5. "Sagua'" means "channel" as in the sea.  "Lage" is "lahe," "son/male."  The name died out on Guam.

6. Or Taijito.

7. Or Achaigua.

8. Or Ninaisen.

9. From "guma'," "house."

10. Probably "Asodda'," meaning "someone you encounter."

11. Or Atoigue.

12. Or Quichocho.

13. Both names, Nalujo and Quitonguico, have died out. 

14.  Not Quitugua, as many think, but Quidagua.  "Daggua" means "sunburned." The name survived in Merizo until the 1900s but is no more.

15. There are no officials for Saipan or Tinian.  On Saipan, no permanent Chamorros or their families lived there yet.  It had been abandoned in the 1700s and Carolinians moved there in the beginning of the 1800s.  On Tinian, small numbers of Chamorros, and later with the Carolinians, ran the farms there that sent produce and meat to Guam (and later Saipan).  In 1839, only Guam and Rota had permanent Chamorro communities where village leaders were needed.

Wednesday, June 15, 2011

The Pacific Daily News today talks about the effectiveness of the Education Suruhanu's position.

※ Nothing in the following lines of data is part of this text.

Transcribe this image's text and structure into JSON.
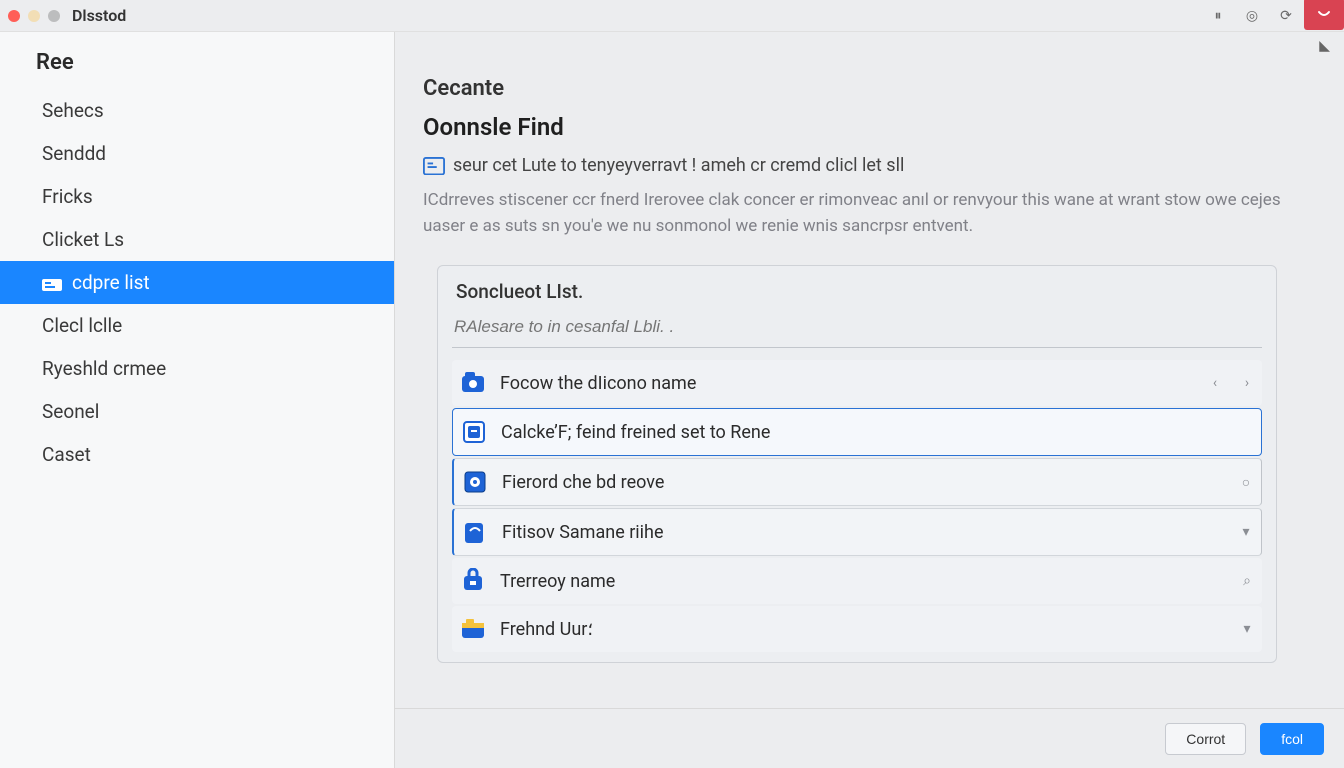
{
  "titlebar": {
    "app_name": "Dlsstod",
    "buttons": {
      "pause": "⏸",
      "target": "◎",
      "refresh": "⟳",
      "close": "✕"
    }
  },
  "sidebar": {
    "header": "Ree",
    "items": [
      {
        "label": "Sehecs"
      },
      {
        "label": "Senddd"
      },
      {
        "label": "Fricks"
      },
      {
        "label": "Clicket Ls"
      },
      {
        "label": "cdpre list",
        "active": true,
        "has_icon": true
      },
      {
        "label": "Clecl lclle"
      },
      {
        "label": "Ryeshld crmee"
      },
      {
        "label": "Seonel"
      },
      {
        "label": "Caset"
      }
    ]
  },
  "content": {
    "eyebrow": "Cecante",
    "title": "Oonnsle Find",
    "hint": "seur cet Lute to tenyeyverravt ! ameh cr cremd clicl let sll",
    "description": "ICdrreves stiscener ccr fnerd Irerovee clak concer er rimonveac anıl or renvyour this wane at wrant stow owe cejes uaser e as suts sn you'e we nu sonmonol we renie wnis sancrpsr entvent.",
    "panel_title": "Sonclueot LIst.",
    "panel_placeholder": "RAlesare to in cesanfal Lbli. .",
    "rows": [
      {
        "label": "Focow the dIicono name",
        "style": "plain"
      },
      {
        "label": "Calcke’F; feind freined set to Rene",
        "style": "selected"
      },
      {
        "label": "Fierord che bd reove",
        "style": "subsel"
      },
      {
        "label": "Fitisov Samane riihe",
        "style": "subsel"
      },
      {
        "label": "Trerreoy name",
        "style": "plain"
      },
      {
        "label": "Frehnd Uur؛",
        "style": "plain"
      }
    ]
  },
  "footer": {
    "cancel": "Corrot",
    "save": "fcol"
  }
}
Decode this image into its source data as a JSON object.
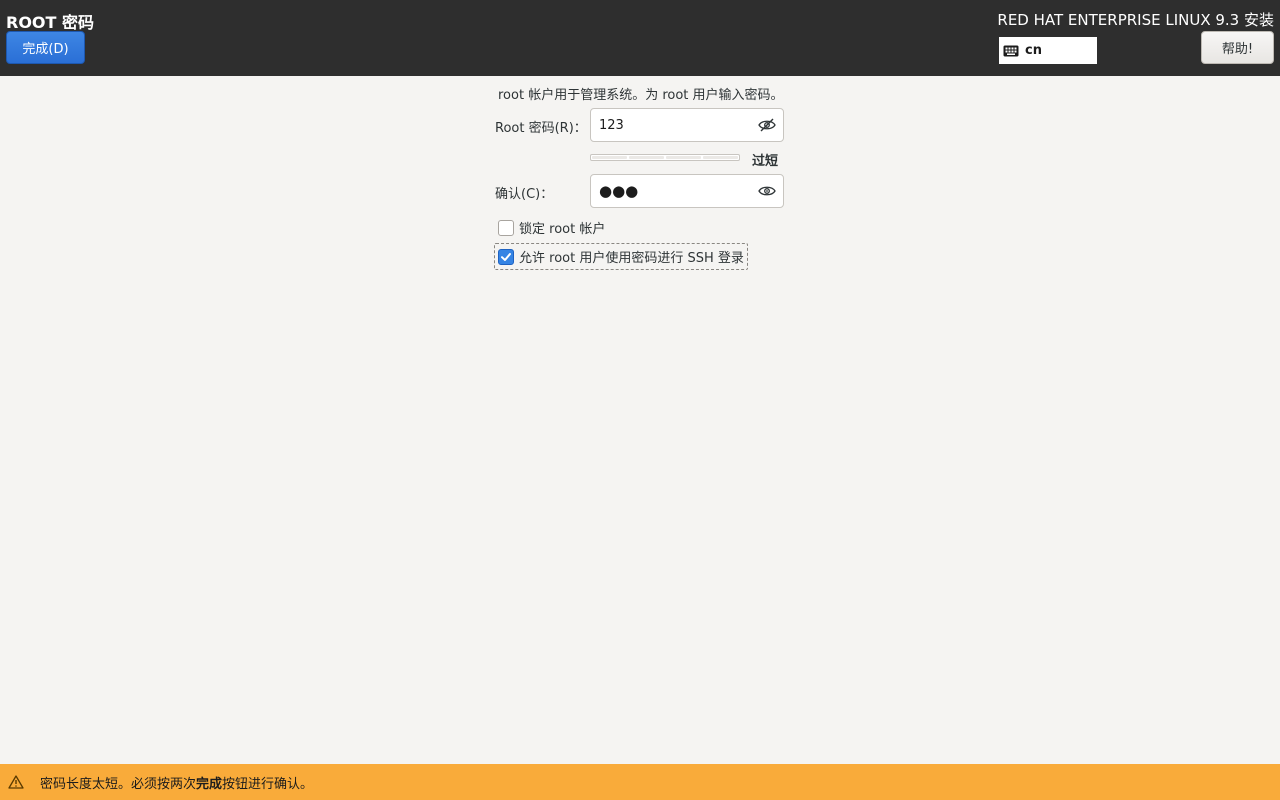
{
  "header": {
    "title": "ROOT 密码",
    "done_label": "完成(D)",
    "product": "RED HAT ENTERPRISE LINUX 9.3 安装",
    "keyboard_layout": "cn",
    "help_label": "帮助!"
  },
  "form": {
    "description": "root 帐户用于管理系统。为 root 用户输入密码。",
    "password_label": "Root 密码(R)：",
    "password_value": "123",
    "password_visible": true,
    "strength_level": 0,
    "strength_label": "过短",
    "confirm_label": "确认(C)：",
    "confirm_value": "●●●",
    "confirm_visible": false,
    "lock_root_label": "锁定 root 帐户",
    "lock_root_checked": false,
    "allow_ssh_label": "允许 root 用户使用密码进行 SSH 登录",
    "allow_ssh_checked": true
  },
  "warning": {
    "prefix": "密码长度太短。必须按两次",
    "emphasis": "完成",
    "suffix": "按钮进行确认。"
  },
  "colors": {
    "header_bg": "#2e2e2e",
    "accent": "#3584e4",
    "warning_bg": "#f9ab3a",
    "page_bg": "#f5f4f2"
  },
  "icons": {
    "keyboard": "keyboard-icon",
    "password_toggle": "eye-hidden-icon",
    "confirm_toggle": "eye-icon",
    "warning": "warning-triangle-icon",
    "check": "checkmark-icon"
  }
}
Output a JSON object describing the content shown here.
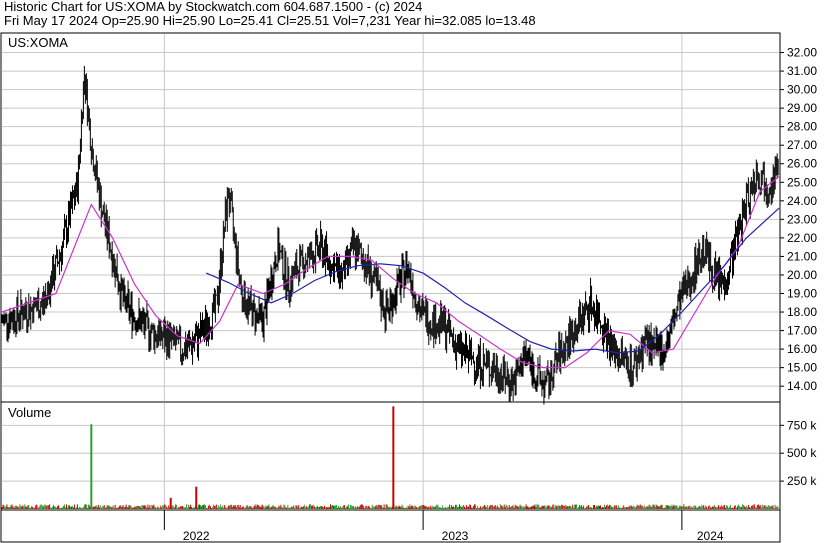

Suruhåno, as you may know, refers to a male (suruhåna for female) herbal practitioner or specialist.  He knows what herbs will help alleviate your pain or condition.  Some suruhåno specialize in therapeutic massage techniques, too.

But some suruhåno (I stress some) also claimed intermediary powers with the spirit world.  He was the one who interceded for you when you got in trouble with the spirits.  So it was in that sense that the Legislature, back in the late 70s, created the Office of the Suruhanu, or Ombudsman, to enable individual citizens to go to a government official named Suruhanu who would act as an intermediary, an intercessor, a political patron saint, if you will, on behalf of the individual.

We were smart-alecky high school juniors/seniors when we heard that there was a new government office called the Suruhanu.  We joked about going down to his office with complaints of headaches, nausea and the like.  Or, if you had a problem with a government agency, that the Suruhanu would go to the Department headquarters and sprinkle salt or burn old clothing around the building.  Real smart-alecks.

The concept of suruhåno as a government intermediary is a modern addition to the traditional meaning of the word.  But languages evolve.  We'll see whether the idea sticks, since the office itself may or may not.  As funny as the additional definition may be to some, what is certain is that our children's education is no laughing matter.

The word, by the way, is taken from the Spanish "cirujano," which means "surgeon."